“The Taliban took power about two months ago and I can’t believe how quickly everything has deteriorated.

“People cannot find food, there is no money, they cannot pay for things, employers cannot pay their workers because there is no cash, they cannot even get money from ATMs.”

Millions of jobs have disappeared, half the population does not know where their next meal will come from and children are already dying of malnutrition, Bellis said.

All aid agencies are asking the world to listen.

KANDAHAR, AFGHANISTAN - OCTOBER 28: Children, on the brink of death due to hunger, receive medical treatment at Mir Veys Hospital in Kandahar, Afghanistan on October 28, 2021.

Children suffering from malnutrition are being treated at a hospital in Kandahar.
Photo: AFP

23 million need urgent help

He is about to leave with the UN Refugee Agency, whose teams are organizing an aid distribution as temperatures drop to 2 ° C overnight as winter approaches. They are handing out blankets, food and some cash to thousands of needy people in the Kabul camps.

“But it is a band-aid. There is no way they can reach the number of people they need; there are like 23 million people who need that kind of assistance.”

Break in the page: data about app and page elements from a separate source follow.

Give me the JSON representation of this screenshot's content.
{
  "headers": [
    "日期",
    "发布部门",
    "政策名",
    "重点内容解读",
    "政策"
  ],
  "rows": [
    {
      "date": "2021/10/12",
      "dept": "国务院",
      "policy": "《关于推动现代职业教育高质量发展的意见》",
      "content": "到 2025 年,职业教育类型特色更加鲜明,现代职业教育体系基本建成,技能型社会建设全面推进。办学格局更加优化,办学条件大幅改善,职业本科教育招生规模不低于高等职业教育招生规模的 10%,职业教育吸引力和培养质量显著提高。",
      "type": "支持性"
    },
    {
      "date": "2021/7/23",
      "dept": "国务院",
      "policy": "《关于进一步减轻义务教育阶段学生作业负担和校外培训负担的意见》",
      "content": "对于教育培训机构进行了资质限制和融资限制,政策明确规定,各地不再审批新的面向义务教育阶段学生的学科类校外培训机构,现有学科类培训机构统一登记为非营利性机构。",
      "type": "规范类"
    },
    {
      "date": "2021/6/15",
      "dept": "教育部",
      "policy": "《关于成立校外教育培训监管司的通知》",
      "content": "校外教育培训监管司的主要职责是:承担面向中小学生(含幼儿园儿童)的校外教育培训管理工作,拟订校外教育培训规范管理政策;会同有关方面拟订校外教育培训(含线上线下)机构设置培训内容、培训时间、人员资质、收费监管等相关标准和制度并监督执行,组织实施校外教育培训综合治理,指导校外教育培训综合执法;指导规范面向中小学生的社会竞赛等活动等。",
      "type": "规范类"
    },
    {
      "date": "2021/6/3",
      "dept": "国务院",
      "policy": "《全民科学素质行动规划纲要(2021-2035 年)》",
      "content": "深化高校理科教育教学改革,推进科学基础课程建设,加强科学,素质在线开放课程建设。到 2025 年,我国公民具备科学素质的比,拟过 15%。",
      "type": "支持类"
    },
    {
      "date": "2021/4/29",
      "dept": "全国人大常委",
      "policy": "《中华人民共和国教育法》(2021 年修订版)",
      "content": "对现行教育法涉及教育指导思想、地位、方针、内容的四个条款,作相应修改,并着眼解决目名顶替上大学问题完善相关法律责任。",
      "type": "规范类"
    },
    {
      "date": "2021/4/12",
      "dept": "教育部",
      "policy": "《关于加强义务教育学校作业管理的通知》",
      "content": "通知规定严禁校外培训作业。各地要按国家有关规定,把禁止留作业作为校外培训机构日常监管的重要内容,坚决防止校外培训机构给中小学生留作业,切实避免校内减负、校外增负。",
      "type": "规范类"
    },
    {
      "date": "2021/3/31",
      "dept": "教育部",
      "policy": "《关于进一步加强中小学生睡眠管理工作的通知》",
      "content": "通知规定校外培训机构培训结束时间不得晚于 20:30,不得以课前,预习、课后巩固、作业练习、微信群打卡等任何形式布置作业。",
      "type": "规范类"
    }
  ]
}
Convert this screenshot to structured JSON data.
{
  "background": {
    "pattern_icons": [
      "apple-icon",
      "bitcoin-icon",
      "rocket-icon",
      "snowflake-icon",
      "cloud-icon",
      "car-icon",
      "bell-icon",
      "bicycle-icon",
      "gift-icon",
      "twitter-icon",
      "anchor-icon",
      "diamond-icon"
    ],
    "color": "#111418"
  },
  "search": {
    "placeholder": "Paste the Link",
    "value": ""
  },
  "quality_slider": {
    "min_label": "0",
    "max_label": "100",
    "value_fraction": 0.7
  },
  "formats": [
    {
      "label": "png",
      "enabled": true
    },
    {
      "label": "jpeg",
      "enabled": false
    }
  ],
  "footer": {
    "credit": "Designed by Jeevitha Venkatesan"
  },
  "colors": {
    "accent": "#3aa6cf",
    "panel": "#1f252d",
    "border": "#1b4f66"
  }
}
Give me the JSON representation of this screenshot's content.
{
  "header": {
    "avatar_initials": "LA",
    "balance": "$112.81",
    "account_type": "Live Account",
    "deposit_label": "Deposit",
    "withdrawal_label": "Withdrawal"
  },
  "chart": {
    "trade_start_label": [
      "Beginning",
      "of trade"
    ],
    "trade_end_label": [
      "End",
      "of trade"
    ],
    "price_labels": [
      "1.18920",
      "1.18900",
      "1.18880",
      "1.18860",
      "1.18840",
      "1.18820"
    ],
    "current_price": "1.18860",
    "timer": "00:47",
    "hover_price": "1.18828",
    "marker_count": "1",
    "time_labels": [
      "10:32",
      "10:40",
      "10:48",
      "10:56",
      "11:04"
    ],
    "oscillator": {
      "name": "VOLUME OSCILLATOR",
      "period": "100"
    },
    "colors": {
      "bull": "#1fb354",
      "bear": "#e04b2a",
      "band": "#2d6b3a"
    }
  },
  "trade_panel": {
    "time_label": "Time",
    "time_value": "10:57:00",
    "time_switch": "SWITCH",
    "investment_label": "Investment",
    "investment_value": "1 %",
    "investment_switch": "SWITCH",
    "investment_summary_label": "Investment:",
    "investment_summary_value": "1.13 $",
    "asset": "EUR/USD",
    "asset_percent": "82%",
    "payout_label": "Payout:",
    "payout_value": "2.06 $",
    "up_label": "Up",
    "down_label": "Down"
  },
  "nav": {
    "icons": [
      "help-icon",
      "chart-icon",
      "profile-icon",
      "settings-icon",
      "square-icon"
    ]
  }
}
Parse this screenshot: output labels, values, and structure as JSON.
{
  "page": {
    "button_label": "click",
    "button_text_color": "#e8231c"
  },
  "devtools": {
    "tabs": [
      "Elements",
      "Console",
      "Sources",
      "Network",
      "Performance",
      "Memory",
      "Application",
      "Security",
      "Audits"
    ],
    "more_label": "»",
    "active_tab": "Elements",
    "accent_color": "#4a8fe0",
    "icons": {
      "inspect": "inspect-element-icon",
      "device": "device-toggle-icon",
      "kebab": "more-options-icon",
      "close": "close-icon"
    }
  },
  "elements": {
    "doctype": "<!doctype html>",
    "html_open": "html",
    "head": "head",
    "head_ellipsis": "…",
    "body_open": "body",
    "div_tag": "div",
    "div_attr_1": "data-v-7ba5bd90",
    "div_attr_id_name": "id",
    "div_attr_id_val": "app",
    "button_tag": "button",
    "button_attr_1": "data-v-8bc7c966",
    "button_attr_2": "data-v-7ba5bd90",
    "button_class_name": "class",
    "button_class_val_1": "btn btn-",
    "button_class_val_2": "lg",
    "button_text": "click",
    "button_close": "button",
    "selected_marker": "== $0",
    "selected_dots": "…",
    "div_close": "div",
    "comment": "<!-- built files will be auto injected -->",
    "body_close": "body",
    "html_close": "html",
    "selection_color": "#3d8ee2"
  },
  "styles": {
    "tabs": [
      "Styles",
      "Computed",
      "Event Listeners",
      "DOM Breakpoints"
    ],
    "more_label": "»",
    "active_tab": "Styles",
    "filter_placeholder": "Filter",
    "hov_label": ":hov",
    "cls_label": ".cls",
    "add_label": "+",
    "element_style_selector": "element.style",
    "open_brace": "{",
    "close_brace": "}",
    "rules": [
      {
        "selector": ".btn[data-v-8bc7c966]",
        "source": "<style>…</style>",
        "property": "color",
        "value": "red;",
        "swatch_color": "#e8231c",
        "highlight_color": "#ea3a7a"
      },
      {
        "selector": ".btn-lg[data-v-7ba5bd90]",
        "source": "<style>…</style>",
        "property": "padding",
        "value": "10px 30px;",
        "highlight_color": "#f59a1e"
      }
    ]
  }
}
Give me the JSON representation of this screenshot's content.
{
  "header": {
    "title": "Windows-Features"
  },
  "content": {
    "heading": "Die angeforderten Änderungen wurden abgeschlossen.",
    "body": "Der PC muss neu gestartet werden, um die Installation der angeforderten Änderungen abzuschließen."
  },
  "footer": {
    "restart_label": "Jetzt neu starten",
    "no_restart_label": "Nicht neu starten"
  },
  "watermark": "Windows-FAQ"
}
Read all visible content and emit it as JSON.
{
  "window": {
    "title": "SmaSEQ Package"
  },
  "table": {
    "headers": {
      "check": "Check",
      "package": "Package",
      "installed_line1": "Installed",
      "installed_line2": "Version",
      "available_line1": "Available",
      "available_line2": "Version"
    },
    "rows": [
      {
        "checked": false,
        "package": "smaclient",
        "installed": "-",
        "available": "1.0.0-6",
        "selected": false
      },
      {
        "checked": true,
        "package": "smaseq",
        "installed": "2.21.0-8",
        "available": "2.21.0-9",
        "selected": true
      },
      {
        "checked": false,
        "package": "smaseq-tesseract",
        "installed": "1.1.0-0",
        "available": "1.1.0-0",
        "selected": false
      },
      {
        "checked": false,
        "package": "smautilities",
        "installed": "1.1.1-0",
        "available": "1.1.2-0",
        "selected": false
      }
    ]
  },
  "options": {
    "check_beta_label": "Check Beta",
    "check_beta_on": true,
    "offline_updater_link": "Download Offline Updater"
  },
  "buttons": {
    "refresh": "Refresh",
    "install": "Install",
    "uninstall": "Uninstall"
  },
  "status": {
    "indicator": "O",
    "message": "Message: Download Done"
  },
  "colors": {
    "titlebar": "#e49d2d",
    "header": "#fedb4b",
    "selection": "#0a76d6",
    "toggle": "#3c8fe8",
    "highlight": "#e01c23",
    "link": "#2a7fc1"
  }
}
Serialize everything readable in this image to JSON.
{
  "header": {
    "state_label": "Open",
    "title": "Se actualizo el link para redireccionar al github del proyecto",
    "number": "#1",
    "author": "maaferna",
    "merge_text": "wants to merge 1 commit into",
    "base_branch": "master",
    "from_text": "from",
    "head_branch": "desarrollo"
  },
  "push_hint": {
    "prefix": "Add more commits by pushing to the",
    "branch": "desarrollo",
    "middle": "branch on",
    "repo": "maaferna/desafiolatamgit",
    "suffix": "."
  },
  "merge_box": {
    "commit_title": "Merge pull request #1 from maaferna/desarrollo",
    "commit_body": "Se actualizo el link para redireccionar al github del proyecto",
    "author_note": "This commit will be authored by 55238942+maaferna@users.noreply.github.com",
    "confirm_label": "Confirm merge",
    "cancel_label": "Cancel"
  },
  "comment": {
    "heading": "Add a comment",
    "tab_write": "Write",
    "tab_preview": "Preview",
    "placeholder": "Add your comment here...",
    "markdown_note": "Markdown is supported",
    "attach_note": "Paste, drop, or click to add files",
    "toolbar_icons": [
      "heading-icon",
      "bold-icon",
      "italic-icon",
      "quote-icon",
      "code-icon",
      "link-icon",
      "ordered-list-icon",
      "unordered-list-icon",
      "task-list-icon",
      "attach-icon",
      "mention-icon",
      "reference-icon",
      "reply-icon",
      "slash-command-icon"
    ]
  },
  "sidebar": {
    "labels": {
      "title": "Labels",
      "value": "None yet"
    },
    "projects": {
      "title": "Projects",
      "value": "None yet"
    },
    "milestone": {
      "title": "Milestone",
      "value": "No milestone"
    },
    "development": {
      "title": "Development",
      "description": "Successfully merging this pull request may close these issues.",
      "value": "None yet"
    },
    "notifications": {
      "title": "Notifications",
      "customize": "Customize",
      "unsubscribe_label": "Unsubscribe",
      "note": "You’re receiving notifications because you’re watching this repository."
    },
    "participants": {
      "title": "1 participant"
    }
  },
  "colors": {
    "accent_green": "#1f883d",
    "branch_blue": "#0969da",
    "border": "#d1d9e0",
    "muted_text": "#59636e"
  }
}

KABUL, AFGHANISTAN - SEPTEMBER 17: A view from the Afghan capital Kabul on September 17, 2021 after the Taliban takeover.  Since the Taliban took over Kabul last month, people have tried to sell their wares along the streets of Kabul.

The men try to sell some household items on a Kabul street for much needed money.
Photo: AFP

Neighboring countries like Pakistan and Iran are very concerned, in part because they fear a large influx of refugees. They have closed the borders to try to keep them out.

The process of getting money and food into people’s hands has been broken, he said, and it is largely due to US sanctions.

Three-quarters of the country had foreign donations before the Taliban took power and that has been exhausted because no country is recognizing the Taliban’s legitimacy to rule.

He has spoken with a senior Taliban official who said that in recent meetings between the Taliban and the United States in Doha, the Americans would not tell the Taliban what policies they needed to enact to unfreeze billions of dollars in funding.

“Them [the Americans] they are gambling with the lives of millions of people. “

She believes that some Taliban leaders are pragmatic and would be willing to accept high school girls being educated, but are concerned that they will alienate their conservative base.

In general, girls of primary school age can attend their lessons, but the problem is at the secondary school level.

“If you’re a high school girl in Kabul it’s horrible, sitting around thinking how this happened. It’s really frustrating and really frustrating for everyone to see and say that this doesn’t make sense.”

Schoolchildren walk as they return home after attending school along a road in the village of Sperwan in the Panjwai district on October 24, 2021.

Girls walk home from their primary school in the village of Sperwan in Afghanistan’s Panjwai district.
Photo: AFP

Bellis said that although she feels safe at the moment, the main problem is the terrorist group ISIS-K, which has made threats against the hotel where she is staying.

The Taliban have said they will protect guests and have posted dozens of additional guards outside.

ISIS-K is believed to only number between 1,200 and 1,500, yet they are a potent force with their random attacks, such as beheading members of the Taliban, whom they hate.

She believes that the Taliban’s biggest concern is that ISIS will attract its most fundamentalist members.

It is also believed that ISIS is trying to attract recruits who would be trained as fighters and would receive $ 400 a month, which is a substantial amount of money in Afghanistan.

Bellis said she feels guilty about staying in a hotel with the scale of poverty and deprivation she is witnessing.

“Right outside the door, people are desperate.”

Yesterday she visited a major maternity hospital in Kabul and the only medicine available for women giving birth was paracetamol.

“Imagine going into labor and thinking, okay, if something goes wrong, I have acetaminophen. It’s life or death on so many levels.”


www.rnz.co.nz

Leave a Reply

Your email address will not be published. Required fields are marked *